Call me Russ L

Anglo – Trad – Scottish – Russian combinations

Posted in Music by Russ L on 3 June, 2006

My original plan for Tuesday the 23rd of May was to go and see Extreme Noise Terror at the Medicine Bar, but that gig was cancelled. Instead I went to Symphony Hall to hear a bit of Shostakovich. Not a bad difference, eh?

The Mariinsky Theatre Orchestra and Chorus (better known to most of us as The Kirov Opera) were in town for the week, conducted by their artistic director Valery Gergiev, and this (the first concert in their run here. Shame I didn’t make it to any of the others, really) was part of the Shostakovich centenary.
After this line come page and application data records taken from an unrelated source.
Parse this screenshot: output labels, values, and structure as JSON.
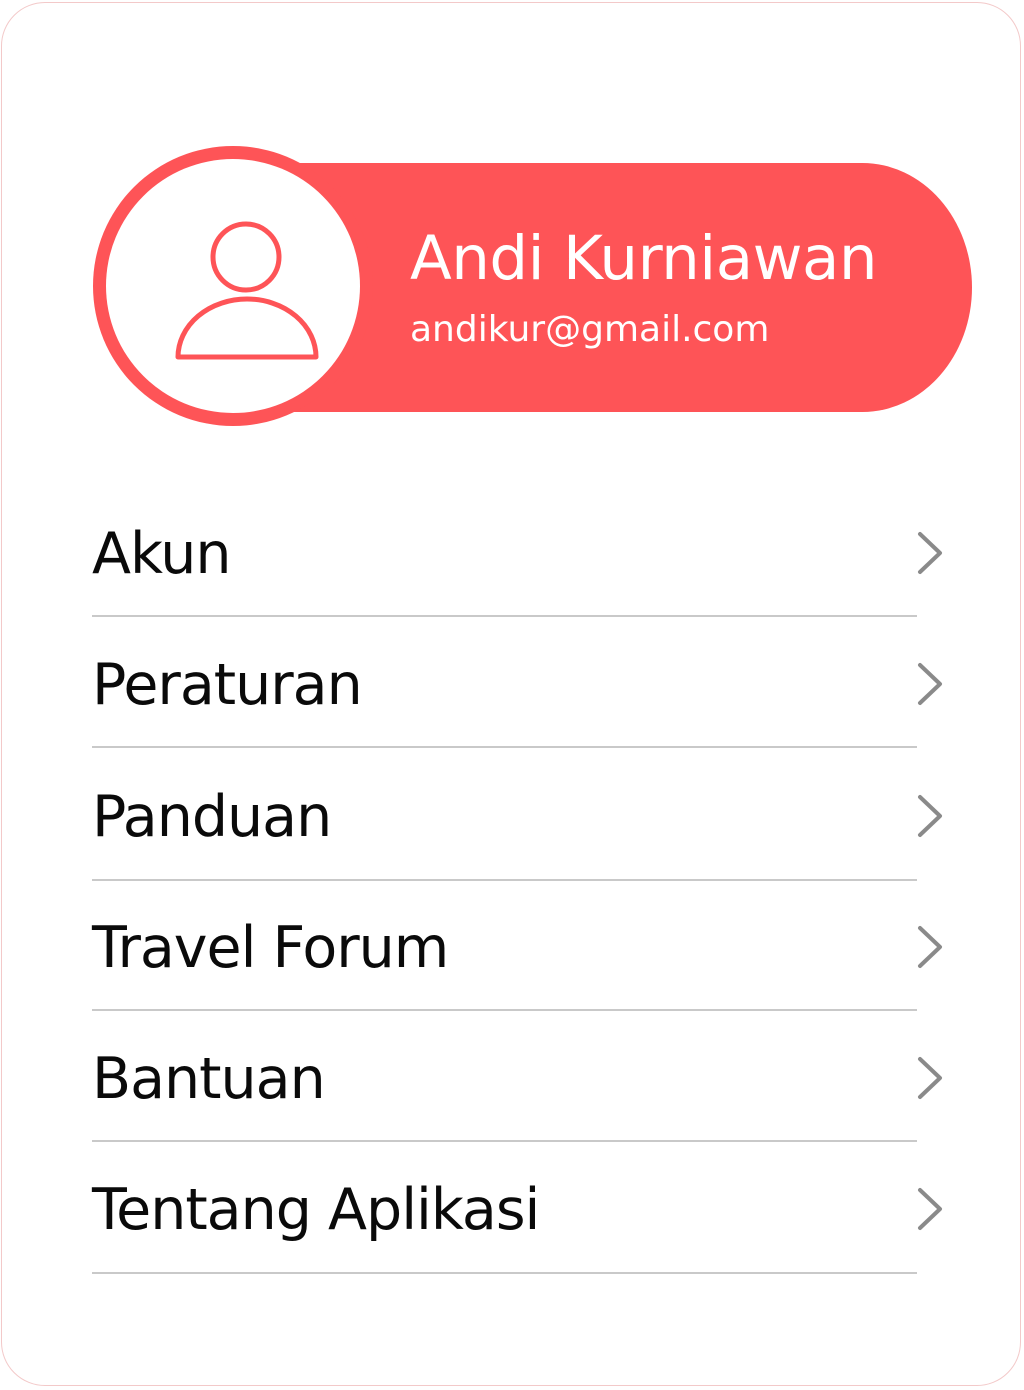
{
  "colors": {
    "accent": "#fe5457",
    "divider": "#c9c9c9",
    "chevron": "#8a8a8a",
    "text": "#0a0a0a"
  },
  "profile": {
    "avatar_icon": "user-icon",
    "name": "Andi Kurniawan",
    "email": "andikur@gmail.com"
  },
  "menu": {
    "chevron_icon": "chevron-right-icon",
    "items": [
      {
        "label": "Akun"
      },
      {
        "label": "Peraturan"
      },
      {
        "label": "Panduan"
      },
      {
        "label": "Travel Forum"
      },
      {
        "label": "Bantuan"
      },
      {
        "label": "Tentang Aplikasi"
      }
    ]
  }
}
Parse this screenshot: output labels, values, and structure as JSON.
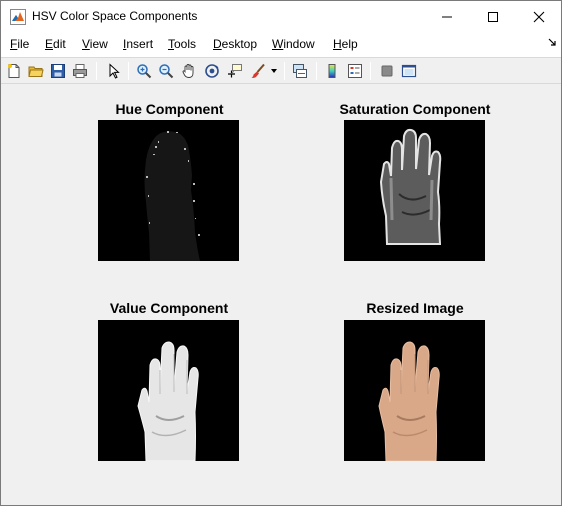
{
  "window": {
    "title": "HSV Color Space Components"
  },
  "menu": [
    {
      "accel": "F",
      "rest": "ile"
    },
    {
      "accel": "E",
      "rest": "dit"
    },
    {
      "accel": "V",
      "rest": "iew"
    },
    {
      "accel": "I",
      "rest": "nsert"
    },
    {
      "accel": "T",
      "rest": "ools"
    },
    {
      "accel": "D",
      "rest": "esktop"
    },
    {
      "accel": "W",
      "rest": "indow"
    },
    {
      "accel": "H",
      "rest": "elp"
    }
  ],
  "toolbar_icons": [
    "new-figure-icon",
    "open-file-icon",
    "save-figure-icon",
    "print-figure-icon",
    "edit-plot-arrow-icon",
    "zoom-in-icon",
    "zoom-out-icon",
    "pan-hand-icon",
    "rotate-3d-icon",
    "data-cursor-icon",
    "brush-icon",
    "brush-dropdown-icon",
    "link-plot-icon",
    "insert-colorbar-icon",
    "insert-legend-icon",
    "hide-plot-tools-icon",
    "show-plot-tools-icon"
  ],
  "panels": [
    {
      "title": "Hue Component",
      "kind": "hue"
    },
    {
      "title": "Saturation Component",
      "kind": "saturation"
    },
    {
      "title": "Value Component",
      "kind": "value"
    },
    {
      "title": "Resized Image",
      "kind": "resized"
    }
  ],
  "colors": {
    "figure_bg": "#f0f0f0",
    "axes_bg": "#000000",
    "hue_hand": "#161616",
    "skin": "#d9a889",
    "value_hand": "#e6e6e6",
    "saturation_hand": "#5a5a5a"
  }
}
We had two of Dmitri-boy’s symphonies that I vaguely knew sandwiching something entirely new to me. His third symphony (which I like – a jolly one-long-movement [not especially symphonic] affair) opened and his tenth symphony (which I love – another one of his amazing post-denunciation efforts, varying between some quite down ‘n’ depressing sounds and some absolutely wild ‘n’ ferocious ones) closed, but even more enjoyable than both very enjoyable pieces was the new-to-me “Six Songs To Lyrics By English Poets” between them. Half the orchestra left leaving us with a more chamber-style ensemble, and bass singer Eduard Tsanga joined them. The terms ‘English’ and ‘Poets’ were both stretched (of the six, three were by Robert Burns and one was traditional), but the thing as a whole was great. Burns’ “In the Fields” (Which I think is absolutely lovely to begin with) was heartbreakingly beautiful; Shakespeare’s Sonnet no. 66 (which I hadn’t ever actually read until looking at the programme) was stirring; and the comical air of the version of “King’s Procession” (”Up the hill, the king he led/His regiment of musketeers/But down the hill, the king he came/Without his Regiment.”) was capped off wonderfully by Tsanga’s cheeky little shrug after he stopped singing.

Sometimes I wish I had the technical knowledge and/or frame of reference to write about this sort of thing more usefully.

~ Russ L

Advertisements

Testify.

Fill in your details below or click an icon to log in:

WordPress.com Logo

You are commenting using your WordPress.com account. Log Out / Change )

Twitter picture

You are commenting using your Twitter account. Log Out / Change )

Facebook photo

You are commenting using your Facebook account. Log Out / Change )

Google+ photo

You are commenting using your Google+ account. Log Out / Change )

Connecting to %s